CALGARY -- Alberta’s Parks and Environment Minister says if the federal government pulls permission for a massive oilsands project, the move could permanently scare off international investors already wary of spending money in Canada.

"Teck Frontier has played by the rules," said Jason Nixon. "For Ottawa to change the rules at the 11th hour would be a devastating signal."

Vancouver-based Teck Resources wants to build a $20 billion mine in northern Alberta, capable of producing more than a quarter-million barrels of oil every day.

The mine has already been approved by energy regulators but now there are concerns the federal Liberal government could tear up that permission slip.

Alberta officials estimate the mine could create 7,000 jobs within the province.

"There is no excuse for the federal government not to approve the project," said Nixon, "And, let me be clear, this will be a clear indication of how serious the prime minister is about unity."

Nixon also says his conversations with his federal counterparts indicate the project will be approved, despite recent rumours otherwise.

"Hopefully that’s were there headed," said Nixon. "And if it’s not, that would be more than disappointing from a provincial government perspective. It would create a significant problem between the federal government and the province of Alberta."

Keith Stewart, a senior energy strategist with Greenpeace Canada, questions the urgency for the approval of the project.

“The Teck mine proposal would just join the twenty other oil sands projects sitting on the shelf because they don’t make economic sense in a world moving away from oil," said Stewart in a statement to CTV News. "The rest of Canada needs to support the workers and communities currently dependent on oil through the necessary transition to a zero-carbon economy, rather than offer the false hope of an oil boom that never ends."

Recent reports said Ottawa may consider some sort of bailout to Alberta if the multi-billion dollar project is scrapped, but Nixon says that won’t solve or change anything

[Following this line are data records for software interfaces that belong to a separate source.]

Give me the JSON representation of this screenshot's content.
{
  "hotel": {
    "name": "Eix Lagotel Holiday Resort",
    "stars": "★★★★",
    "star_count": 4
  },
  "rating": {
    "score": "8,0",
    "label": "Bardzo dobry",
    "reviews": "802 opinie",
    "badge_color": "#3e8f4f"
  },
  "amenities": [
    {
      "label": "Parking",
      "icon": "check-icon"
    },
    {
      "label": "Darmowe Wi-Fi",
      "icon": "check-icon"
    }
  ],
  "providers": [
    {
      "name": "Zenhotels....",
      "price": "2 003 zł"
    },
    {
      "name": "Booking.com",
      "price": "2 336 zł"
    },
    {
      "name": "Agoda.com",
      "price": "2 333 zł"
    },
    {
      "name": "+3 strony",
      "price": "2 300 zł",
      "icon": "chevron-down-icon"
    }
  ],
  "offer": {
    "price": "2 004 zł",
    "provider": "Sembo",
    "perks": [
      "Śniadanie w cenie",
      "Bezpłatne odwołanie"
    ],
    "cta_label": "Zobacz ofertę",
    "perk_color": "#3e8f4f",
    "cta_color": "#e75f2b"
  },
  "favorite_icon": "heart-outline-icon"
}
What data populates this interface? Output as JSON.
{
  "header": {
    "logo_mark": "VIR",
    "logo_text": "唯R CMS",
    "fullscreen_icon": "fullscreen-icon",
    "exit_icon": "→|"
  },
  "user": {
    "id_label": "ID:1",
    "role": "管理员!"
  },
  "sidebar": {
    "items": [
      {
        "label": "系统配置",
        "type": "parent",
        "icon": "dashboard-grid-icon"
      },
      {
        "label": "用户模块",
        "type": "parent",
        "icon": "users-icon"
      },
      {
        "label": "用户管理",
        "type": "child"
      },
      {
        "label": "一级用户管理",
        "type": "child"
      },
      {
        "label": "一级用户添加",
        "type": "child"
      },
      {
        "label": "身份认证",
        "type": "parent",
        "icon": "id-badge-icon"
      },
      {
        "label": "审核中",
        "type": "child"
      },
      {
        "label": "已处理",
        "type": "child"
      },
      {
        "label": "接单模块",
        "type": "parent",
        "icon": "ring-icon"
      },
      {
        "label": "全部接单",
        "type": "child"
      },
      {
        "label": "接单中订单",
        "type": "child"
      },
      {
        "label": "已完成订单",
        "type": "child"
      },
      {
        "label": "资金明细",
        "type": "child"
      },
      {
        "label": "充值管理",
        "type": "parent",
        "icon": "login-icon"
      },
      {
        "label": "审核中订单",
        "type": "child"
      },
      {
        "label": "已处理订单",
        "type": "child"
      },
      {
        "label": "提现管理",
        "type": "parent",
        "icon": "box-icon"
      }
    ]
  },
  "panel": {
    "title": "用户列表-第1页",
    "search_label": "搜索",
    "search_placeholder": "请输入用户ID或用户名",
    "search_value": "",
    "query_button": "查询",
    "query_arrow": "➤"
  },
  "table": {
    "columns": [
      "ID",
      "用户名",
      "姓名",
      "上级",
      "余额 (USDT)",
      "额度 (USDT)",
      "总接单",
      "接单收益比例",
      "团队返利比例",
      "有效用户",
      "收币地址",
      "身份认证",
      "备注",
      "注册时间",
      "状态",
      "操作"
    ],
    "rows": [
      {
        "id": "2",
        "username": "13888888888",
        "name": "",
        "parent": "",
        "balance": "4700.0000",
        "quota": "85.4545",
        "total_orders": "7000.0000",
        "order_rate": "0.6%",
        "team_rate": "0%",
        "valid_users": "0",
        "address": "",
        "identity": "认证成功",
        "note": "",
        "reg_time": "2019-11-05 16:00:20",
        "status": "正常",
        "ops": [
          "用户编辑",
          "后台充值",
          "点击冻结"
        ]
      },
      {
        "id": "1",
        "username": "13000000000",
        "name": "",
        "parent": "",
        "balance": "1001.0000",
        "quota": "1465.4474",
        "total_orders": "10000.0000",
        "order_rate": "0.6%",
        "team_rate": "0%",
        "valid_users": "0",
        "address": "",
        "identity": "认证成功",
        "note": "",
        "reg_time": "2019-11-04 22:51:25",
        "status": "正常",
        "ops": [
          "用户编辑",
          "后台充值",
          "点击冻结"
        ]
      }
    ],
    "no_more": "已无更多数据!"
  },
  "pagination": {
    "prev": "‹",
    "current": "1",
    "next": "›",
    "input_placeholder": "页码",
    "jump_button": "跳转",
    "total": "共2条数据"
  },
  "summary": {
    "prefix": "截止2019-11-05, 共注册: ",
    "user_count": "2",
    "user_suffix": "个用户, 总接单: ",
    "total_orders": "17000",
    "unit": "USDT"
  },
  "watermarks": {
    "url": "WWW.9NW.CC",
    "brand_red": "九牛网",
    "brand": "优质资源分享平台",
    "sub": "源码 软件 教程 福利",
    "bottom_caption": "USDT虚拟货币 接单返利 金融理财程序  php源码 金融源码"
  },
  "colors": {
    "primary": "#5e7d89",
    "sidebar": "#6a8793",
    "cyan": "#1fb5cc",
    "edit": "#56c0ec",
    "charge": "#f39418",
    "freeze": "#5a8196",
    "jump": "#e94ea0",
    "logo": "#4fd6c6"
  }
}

"Albertans are not looking for a Justin Trudeau handout, we are not interested in that," said Nixon. "We want Justin Trudeau’s government to get out of Alberta’s way."

The federal government’s decision on the fate of the mine is expected by the end of February.